Haters gonna hate
Akamai’s state of the internet survey is the most comprehensive global snapshot of internet performance you’ll find. So if your country (or state) is falling behind, you can see how. These days, the survey even comes with its own app.
The just-published summary for Q4 2015 shows a 23 per cent year-on-year gain in connection speeds to 5.6Mbit/s, with leaps in mobile data taking the refit. Seven per cent of IP addresses connecting to Akamai have a throughput of at least 25Mbit/s.
Surprisingly, the UK registered the fastest mobile connection speeds of 26.8Mbit/s, while Australia and Finland have the most complete basic data coverage of 4Mbit/s. Australia can also boast the fastest peak mobile data performance, but its fixed line broadband is going backwards. (Expensively.)

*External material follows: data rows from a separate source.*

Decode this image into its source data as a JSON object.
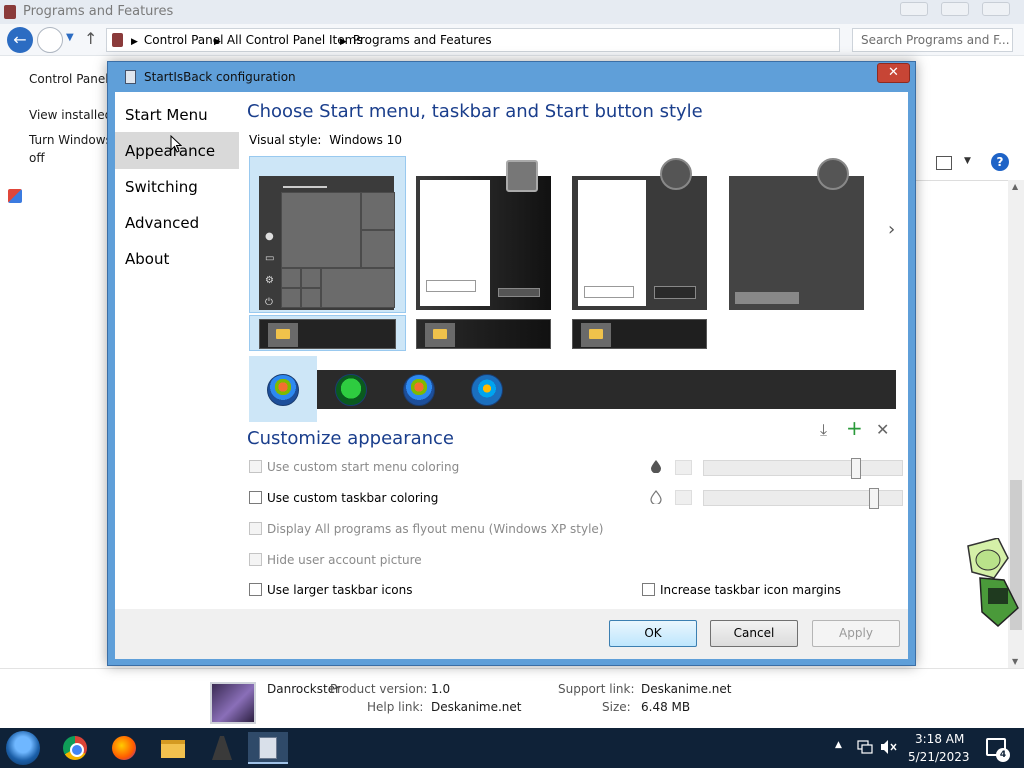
{
  "explorer": {
    "window_title": "Programs and Features",
    "breadcrumb": [
      "Control Panel",
      "All Control Panel Items",
      "Programs and Features"
    ],
    "search_placeholder": "Search Programs and F...",
    "left_links": [
      "Control Panel",
      "View installed",
      "Turn Windows",
      "off"
    ],
    "details": {
      "publisher": "Danrockster",
      "product_version_label": "Product version:",
      "product_version": "1.0",
      "help_link_label": "Help link:",
      "help_link": "Deskanime.net",
      "support_link_label": "Support link:",
      "support_link": "Deskanime.net",
      "size_label": "Size:",
      "size": "6.48 MB"
    }
  },
  "dialog": {
    "title": "StartIsBack configuration",
    "close_glyph": "✕",
    "sidebar": [
      "Start Menu",
      "Appearance",
      "Switching",
      "Advanced",
      "About"
    ],
    "active_section": "Appearance",
    "heading": "Choose Start menu, taskbar and Start button style",
    "visual_style_label": "Visual style:",
    "visual_style_value": "Windows 10",
    "next_arrow": "›",
    "customize_heading": "Customize appearance",
    "tools": {
      "download": "⤓",
      "add": "+",
      "remove": "✕"
    },
    "options": {
      "custom_start_coloring": "Use custom start menu coloring",
      "custom_taskbar_coloring": "Use custom taskbar coloring",
      "flyout_menu": "Display All programs as flyout menu (Windows XP style)",
      "hide_user_picture": "Hide user account picture",
      "larger_icons": "Use larger taskbar icons",
      "icon_margins": "Increase taskbar icon margins"
    },
    "slider_levels": {
      "start_menu_opacity": 0.78,
      "taskbar_opacity": 0.88
    },
    "buttons": {
      "ok": "OK",
      "cancel": "Cancel",
      "apply": "Apply"
    }
  },
  "taskbar": {
    "time": "3:18 AM",
    "date": "5/21/2023",
    "notification_count": "4",
    "apps": [
      "start-orb",
      "chrome-icon",
      "firefox-icon",
      "file-explorer-icon",
      "inkscape-icon",
      "startisback-icon"
    ]
  },
  "colors": {
    "heading_blue": "#1a3e8c",
    "dialog_frame": "#5f9fd9",
    "selection": "#cde6f7",
    "taskbar": "#0f2238"
  }
}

As usual, South Korea and the Nordics lead on adoption and bandwidth - as they always have.
Belgium leads the way with IPv6 adoption, with 37 per cent of connection requests made over IPv6. Verizon Wireless and Belgium's Telenet lead the way.
But wait, … what’s this?
US readers often complain about their fixed broadband coverage - and whinging about your broadband has become the unofficial national pastime. But discount the top tier (South Korea and the Nordics) and the United States comes out pretty well. Akamai has broken down the numbers not by nation-state, but by US state too.
When those are tabulated, four of the top 10 states in the world are US states, along with Washington DC.
Credit to internet greybeard Richard Bennett for joining the dots. “In the US, the diffusion of very high speed broadband is keeping pace with the nations with the very highest speeds,” Bennett concludes.
You can find out more here.®